Copy every line from the material below that holds "存储空间".
* * *
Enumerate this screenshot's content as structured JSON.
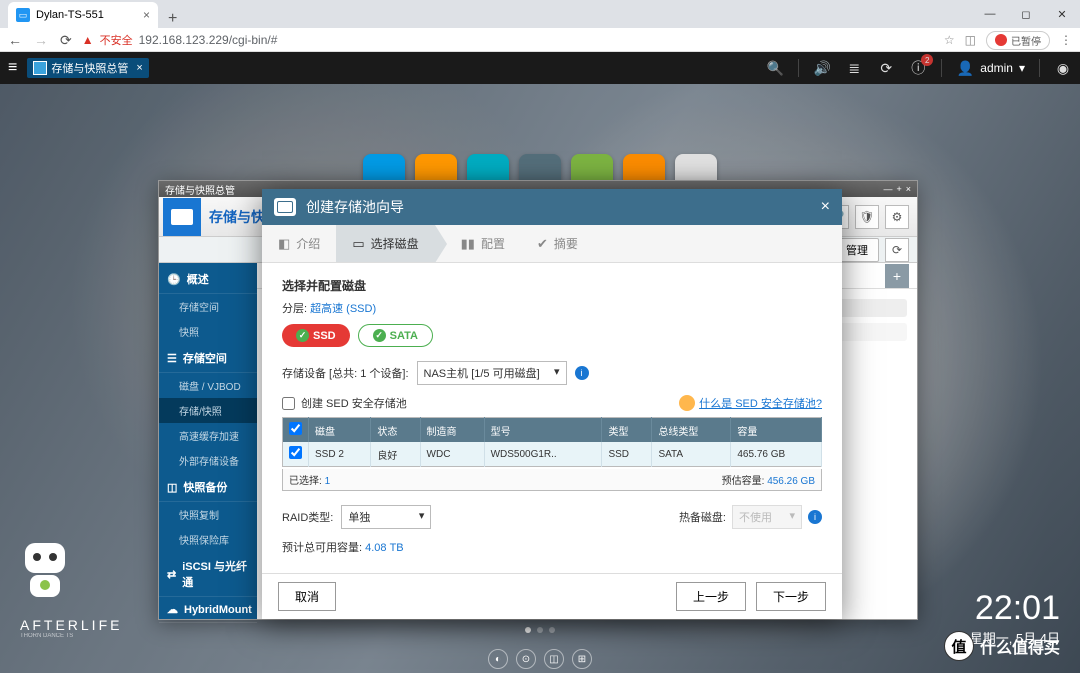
{
  "browser": {
    "tab_title": "Dylan-TS-551",
    "url": "192.168.123.229/cgi-bin/#",
    "insecure_label": "不安全",
    "pause_label": "已暂停"
  },
  "topbar": {
    "app_name": "存储与快照总管",
    "admin": "admin"
  },
  "storage_window": {
    "title": "存储与快照总管",
    "header_name": "存储与快照",
    "btn_manage": "管理",
    "sidebar": {
      "overview": "概述",
      "storage_space_item": "存储空间",
      "snapshot": "快照",
      "storage_section": "存储空间",
      "disk_vjbod": "磁盘 / VJBOD",
      "storage_snapshot": "存储/快照",
      "cache_accel": "高速缓存加速",
      "external": "外部存储设备",
      "backup_section": "快照备份",
      "snapshot_copy": "快照复制",
      "snapshot_vault": "快照保险库",
      "iscsi": "iSCSI 与光纤通",
      "hybridmount": "HybridMount"
    }
  },
  "wizard": {
    "title": "创建存储池向导",
    "steps": {
      "intro": "介绍",
      "select": "选择磁盘",
      "config": "配置",
      "summary": "摘要"
    },
    "section_title": "选择并配置磁盘",
    "tier_label": "分层:",
    "tier_value": "超高速 (SSD)",
    "pill_ssd": "SSD",
    "pill_sata": "SATA",
    "device_label": "存储设备 [总共: 1 个设备]:",
    "device_value": "NAS主机 [1/5 可用磁盘]",
    "sed_label": "创建 SED 安全存储池",
    "sed_link": "什么是 SED 安全存储池?",
    "table": {
      "headers": {
        "disk": "磁盘",
        "status": "状态",
        "vendor": "制造商",
        "model": "型号",
        "type": "类型",
        "bus": "总线类型",
        "capacity": "容量"
      },
      "rows": [
        {
          "disk": "SSD 2",
          "status": "良好",
          "vendor": "WDC",
          "model": "WDS500G1R..",
          "type": "SSD",
          "bus": "SATA",
          "capacity": "465.76 GB"
        }
      ]
    },
    "selected_label": "已选择:",
    "selected_count": "1",
    "estimate_label": "预估容量:",
    "estimate_value": "456.26 GB",
    "raid_label": "RAID类型:",
    "raid_value": "单独",
    "hotspare_label": "热备磁盘:",
    "hotspare_value": "不使用",
    "total_label": "预计总可用容量:",
    "total_value": "4.08 TB",
    "btn_cancel": "取消",
    "btn_prev": "上一步",
    "btn_next": "下一步"
  },
  "clock": {
    "time": "22:01",
    "date": "星期一, 5月 4日"
  },
  "watermark": "什么值得买"
}
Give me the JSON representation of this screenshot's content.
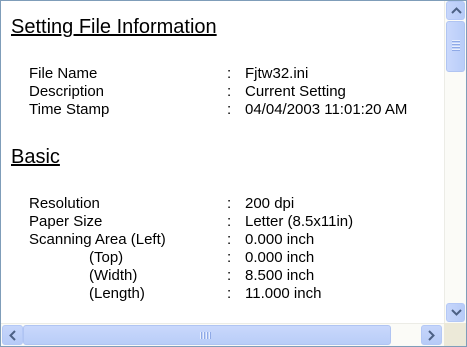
{
  "setting_file_information": {
    "heading": "Setting File Information",
    "rows": [
      {
        "label": "File Name",
        "colon": ":",
        "value": "Fjtw32.ini"
      },
      {
        "label": "Description",
        "colon": ":",
        "value": "Current Setting"
      },
      {
        "label": "Time Stamp",
        "colon": ":",
        "value": "04/04/2003 11:01:20 AM"
      }
    ]
  },
  "basic": {
    "heading": "Basic",
    "rows": [
      {
        "label": "Resolution",
        "colon": ":",
        "value": "200 dpi"
      },
      {
        "label": "Paper Size",
        "colon": ":",
        "value": "Letter (8.5x11in)"
      },
      {
        "label": "Scanning Area (Left)",
        "colon": ":",
        "value": "0.000 inch"
      },
      {
        "label": "(Top)",
        "colon": ":",
        "value": "0.000 inch"
      },
      {
        "label": "(Width)",
        "colon": ":",
        "value": "8.500 inch"
      },
      {
        "label": "(Length)",
        "colon": ":",
        "value": "11.000 inch"
      }
    ]
  },
  "icons": {
    "scroll_up": "arrow-up-icon",
    "scroll_down": "arrow-down-icon",
    "scroll_left": "arrow-left-icon",
    "scroll_right": "arrow-right-icon"
  },
  "colors": {
    "border": "#7f9db9",
    "scrollbar_track": "#fbfbf7",
    "scrollbar_button": "#c1d3fb",
    "scroll_arrow": "#4d6185"
  }
}
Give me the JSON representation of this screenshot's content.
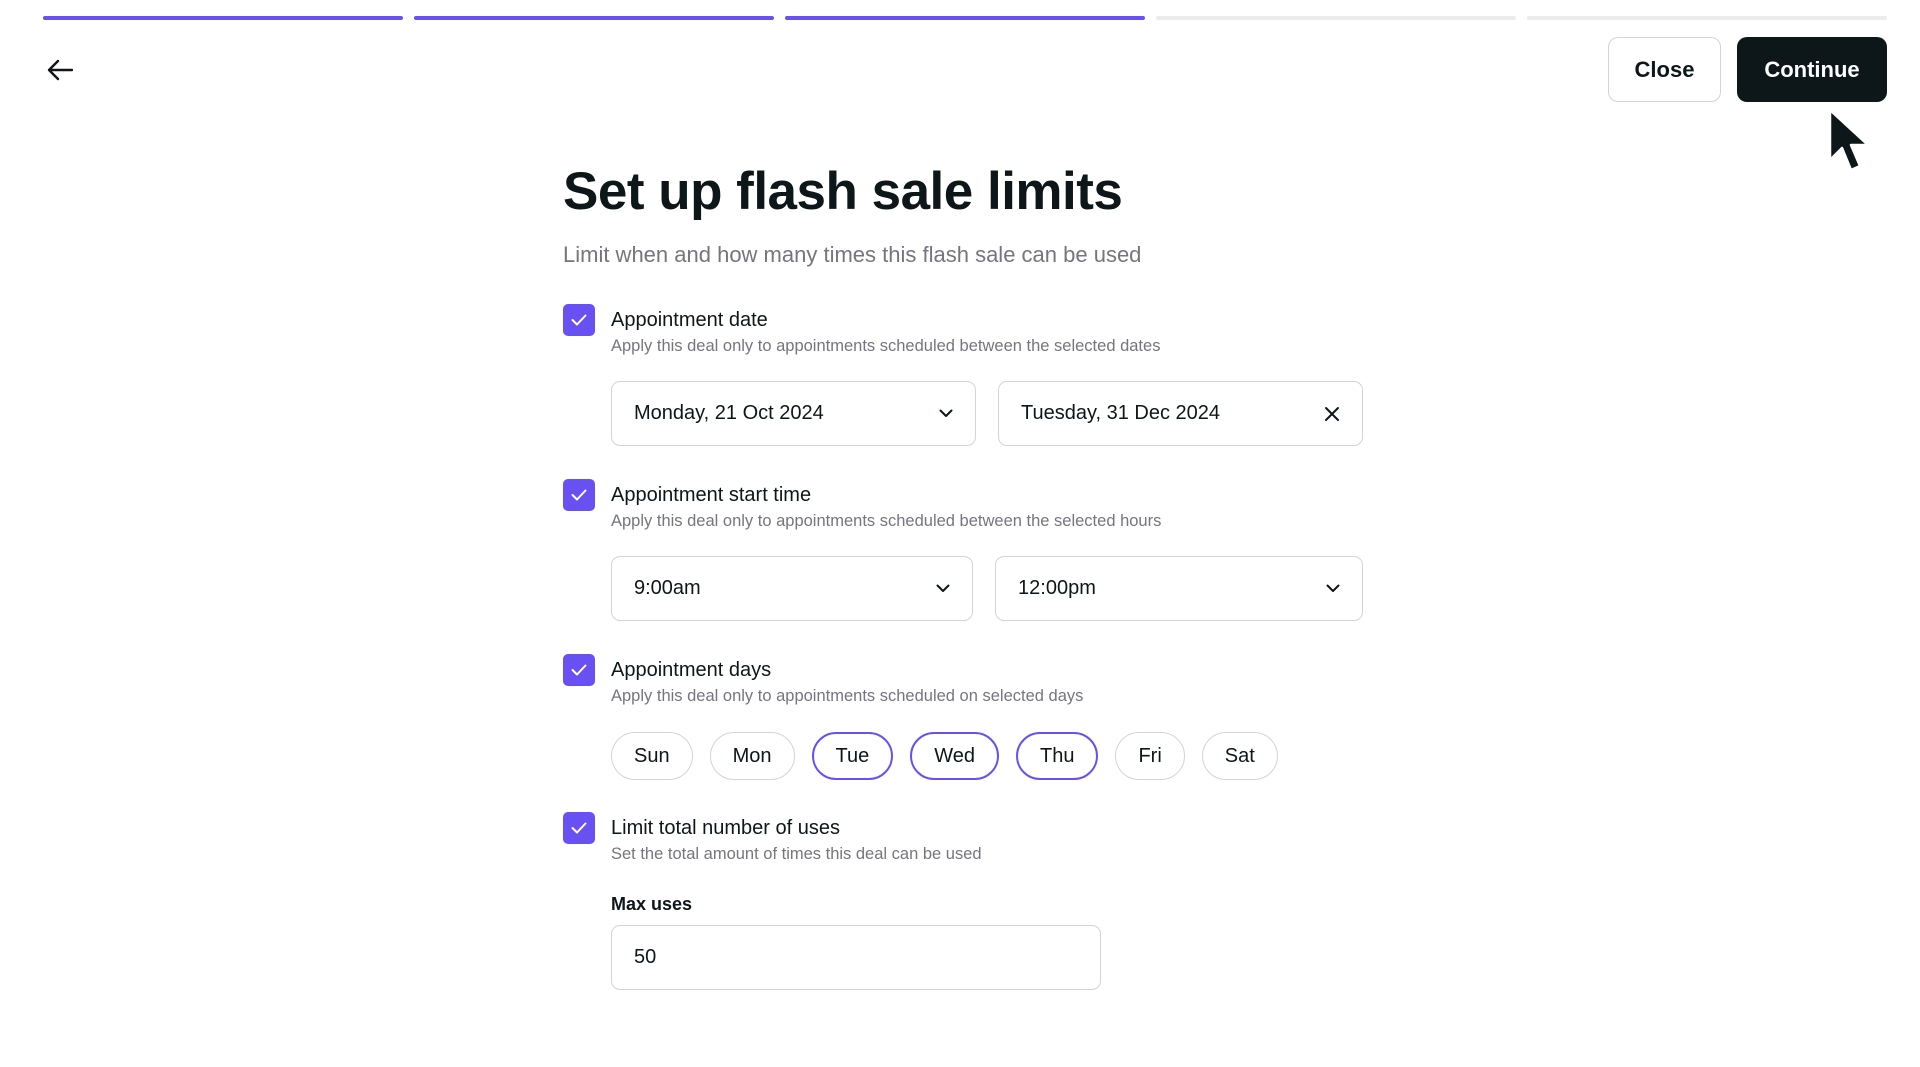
{
  "progress": {
    "total_steps": 5,
    "completed_steps": 3
  },
  "header": {
    "close_label": "Close",
    "continue_label": "Continue"
  },
  "page": {
    "title": "Set up flash sale limits",
    "subtitle": "Limit when and how many times this flash sale can be used"
  },
  "sections": {
    "date": {
      "checked": true,
      "title": "Appointment date",
      "description": "Apply this deal only to appointments scheduled between the selected dates",
      "start_value": "Monday, 21 Oct 2024",
      "end_value": "Tuesday, 31 Dec 2024"
    },
    "time": {
      "checked": true,
      "title": "Appointment start time",
      "description": "Apply this deal only to appointments scheduled between the selected hours",
      "start_value": "9:00am",
      "end_value": "12:00pm"
    },
    "days": {
      "checked": true,
      "title": "Appointment days",
      "description": "Apply this deal only to appointments scheduled on selected days",
      "items": [
        {
          "label": "Sun",
          "selected": false
        },
        {
          "label": "Mon",
          "selected": false
        },
        {
          "label": "Tue",
          "selected": true
        },
        {
          "label": "Wed",
          "selected": true
        },
        {
          "label": "Thu",
          "selected": true
        },
        {
          "label": "Fri",
          "selected": false
        },
        {
          "label": "Sat",
          "selected": false
        }
      ]
    },
    "uses": {
      "checked": true,
      "title": "Limit total number of uses",
      "description": "Set the total amount of times this deal can be used",
      "max_label": "Max uses",
      "max_value": "50"
    }
  },
  "colors": {
    "accent": "#6950f3",
    "dark": "#0d1619",
    "muted_text": "#75757f",
    "border": "#d3d3d8"
  },
  "icons": [
    "arrow-left-icon",
    "check-icon",
    "chevron-down-icon",
    "close-x-icon",
    "mouse-cursor-icon"
  ]
}
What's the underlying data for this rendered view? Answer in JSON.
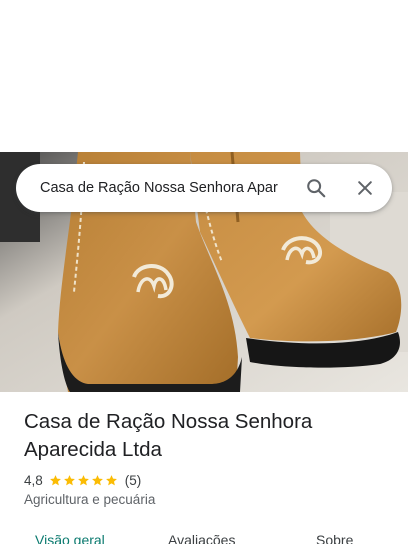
{
  "search": {
    "value": "Casa de Ração Nossa Senhora Apar",
    "search_icon": "search-icon",
    "clear_icon": "close-icon"
  },
  "place": {
    "photo": "boots-photo",
    "name": "Casa de Ração Nossa Senhora Aparecida Ltda",
    "rating": "4,8",
    "stars": 5,
    "review_count": "(5)",
    "category": "Agricultura e pecuária"
  },
  "tabs": [
    {
      "label": "Visão geral",
      "active": true
    },
    {
      "label": "Avaliações",
      "active": false
    },
    {
      "label": "Sobre",
      "active": false
    }
  ],
  "colors": {
    "star": "#fbbc04",
    "active_tab": "#0b7a6f",
    "leather": "#c08a3e"
  }
}
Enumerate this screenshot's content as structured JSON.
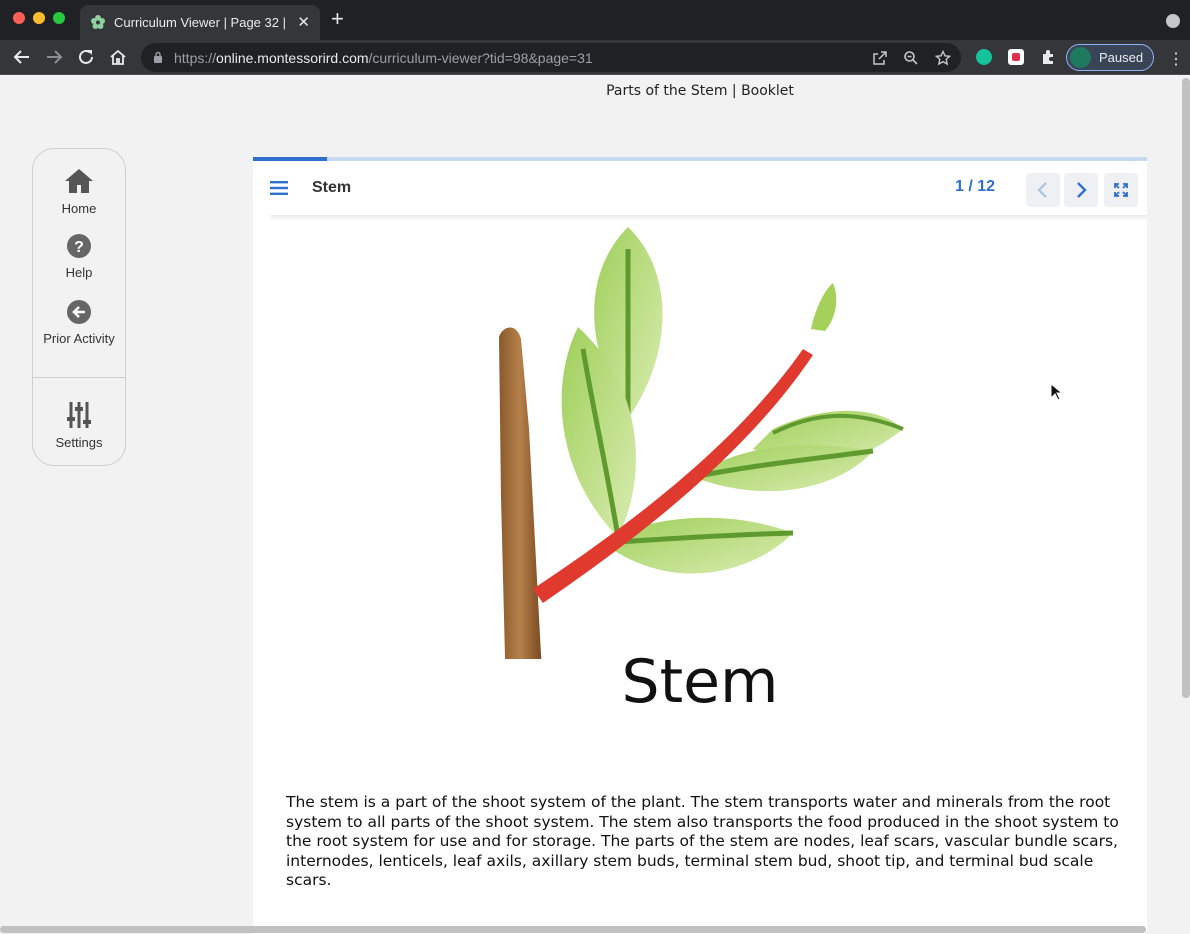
{
  "browser": {
    "tab_title": "Curriculum Viewer | Page 32 | C",
    "url_prefix": "https://",
    "url_host": "online.montessorird.com",
    "url_path": "/curriculum-viewer?tid=98&page=31",
    "profile_label": "Paused",
    "icons": [
      "back-icon",
      "forward-icon",
      "reload-icon",
      "home-icon",
      "lock-icon",
      "open-external-icon",
      "zoom-icon",
      "bookmark-star-icon",
      "grammarly-icon",
      "pocket-icon",
      "extensions-icon",
      "profile-avatar",
      "menu-icon"
    ]
  },
  "header": {
    "title": "Parts of the Stem | Booklet"
  },
  "sidebar": {
    "items": [
      {
        "label": "Home",
        "icon": "home-icon"
      },
      {
        "label": "Help",
        "icon": "help-icon"
      },
      {
        "label": "Prior Activity",
        "icon": "back-arrow-icon"
      },
      {
        "label": "Settings",
        "icon": "sliders-icon"
      }
    ]
  },
  "viewer": {
    "title": "Stem",
    "page_indicator": "1 / 12",
    "progress_fraction": 0.083,
    "accent": "#2f6fce",
    "slide": {
      "heading": "Stem",
      "body": "The stem is a part of the shoot system of the plant. The stem transports water and minerals from the root system to all parts of the shoot system. The stem also transports the food produced in the shoot system to the root system for use and for storage. The parts of the stem are nodes, leaf scars, vascular bundle scars, internodes, lenticels, leaf axils, axillary stem buds, terminal stem bud, shoot tip, and terminal bud scale scars."
    }
  }
}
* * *
- **Response to the exercise**
      "storage_space_item": "存储空间",
      "storage_section": "存储空间",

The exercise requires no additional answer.